Eggs; by Susan Wood

Morning broke like an egg
on the kitchen floor and I hated
them, too, eggs, how easily they broke
and ran, yellow insides spilling out, oozing

and staining, the flawed
beneath what’s beautiful. And I hated
my father, the one ****
in the henhouse, who laid the plate

on the table and made me
eat, who told me not to get up
until I was done, every
bite. And I hated how I gagged and cried, day

after day, until there was no time
left and he’d give in and I’d go off
to school like that, again, hungry.
But why did I hate eggs

so much? Freud, old banty rooster, who
knew a thing or two about such things, might say
I hated my self, hated the egg
growing in secret deep inside my body,

the secret about to be spilled
to the world, and maybe I did.
Or maybe it’s the way the egg
repeats itself again and again, a perfect

oval every time, the way I found myself
furious, standing by my own child’s bed
holding a belt, and hit, and saw her face
dissolve in yolk.

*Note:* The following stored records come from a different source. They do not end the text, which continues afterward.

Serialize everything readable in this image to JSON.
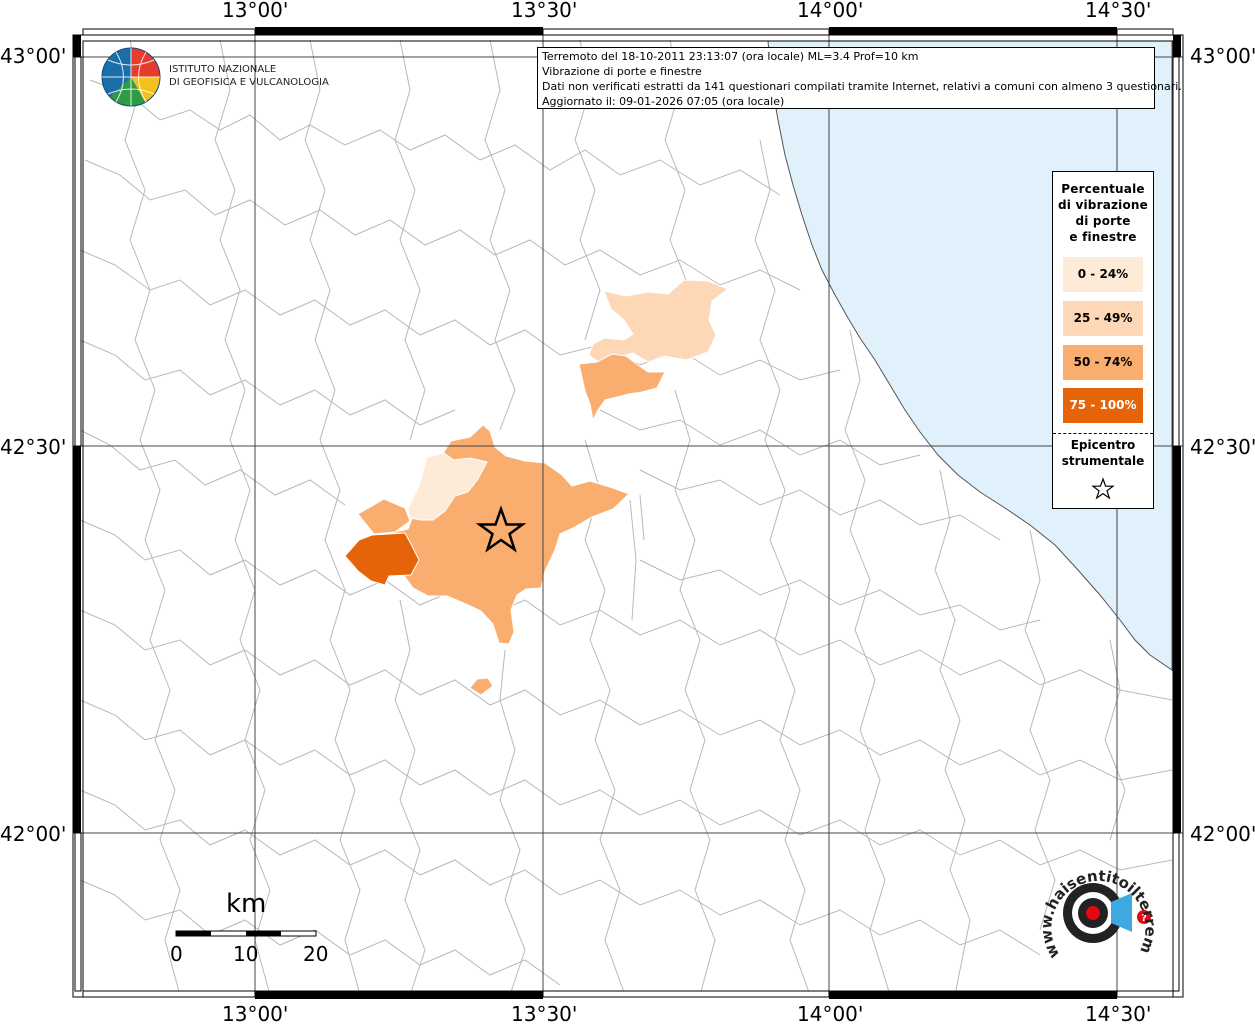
{
  "info_box": {
    "line1": "Terremoto del 18-10-2011 23:13:07 (ora locale) ML=3.4 Prof=10 km",
    "line2": "Vibrazione di porte e finestre",
    "line3": "Dati non verificati estratti da 141 questionari compilati tramite Internet, relativi a comuni con almeno 3 questionari.",
    "line4": "Aggiornato il: 09-01-2026 07:05 (ora locale)"
  },
  "institute": {
    "line1": "ISTITUTO NAZIONALE",
    "line2": "DI GEOFISICA E VULCANOLOGIA"
  },
  "axes": {
    "top": [
      "13°00'",
      "13°30'",
      "14°00'",
      "14°30'"
    ],
    "bottom": [
      "13°00'",
      "13°30'",
      "14°00'",
      "14°30'"
    ],
    "left": [
      "43°00'",
      "42°30'",
      "42°00'"
    ],
    "right": [
      "43°00'",
      "42°30'",
      "42°00'"
    ]
  },
  "legend": {
    "title_lines": [
      "Percentuale",
      "di vibrazione",
      "di porte",
      "e finestre"
    ],
    "items": [
      {
        "label": "0 - 24%",
        "color": "#fdebd8",
        "text_color": "#000000"
      },
      {
        "label": "25 - 49%",
        "color": "#fdd7b6",
        "text_color": "#000000"
      },
      {
        "label": "50 - 74%",
        "color": "#f9ad6e",
        "text_color": "#000000"
      },
      {
        "label": "75 - 100%",
        "color": "#e5640a",
        "text_color": "#ffffff"
      }
    ],
    "epicenter_lines": [
      "Epicentro",
      "strumentale"
    ]
  },
  "scale_bar": {
    "unit": "km",
    "ticks": [
      "0",
      "10",
      "20"
    ]
  },
  "logo_haisentito": {
    "text": "www.haisentitoilterremoto.it"
  },
  "colors": {
    "sea": "#e0f1fc",
    "boundaries": "#b8b8b8",
    "grid": "#333333"
  },
  "icons": {
    "epicenter": "star-icon",
    "ingv": "globe-logo-icon",
    "haisentito": "target-logo-icon"
  }
}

But that doesn’t say

enough about why we hoard
our hurts like golden eggs and foolishly
wait for them to hatch, why
we faced each other across the table,

my father and I, and fought
our battles over eggs and never fought
with them, never once picked up
those perfect ovals and sent them singing

back and forth across the room, the spell
broken like shells, until we were
covered with them, our faces golden
and laughing, both of us beautiful and flawed.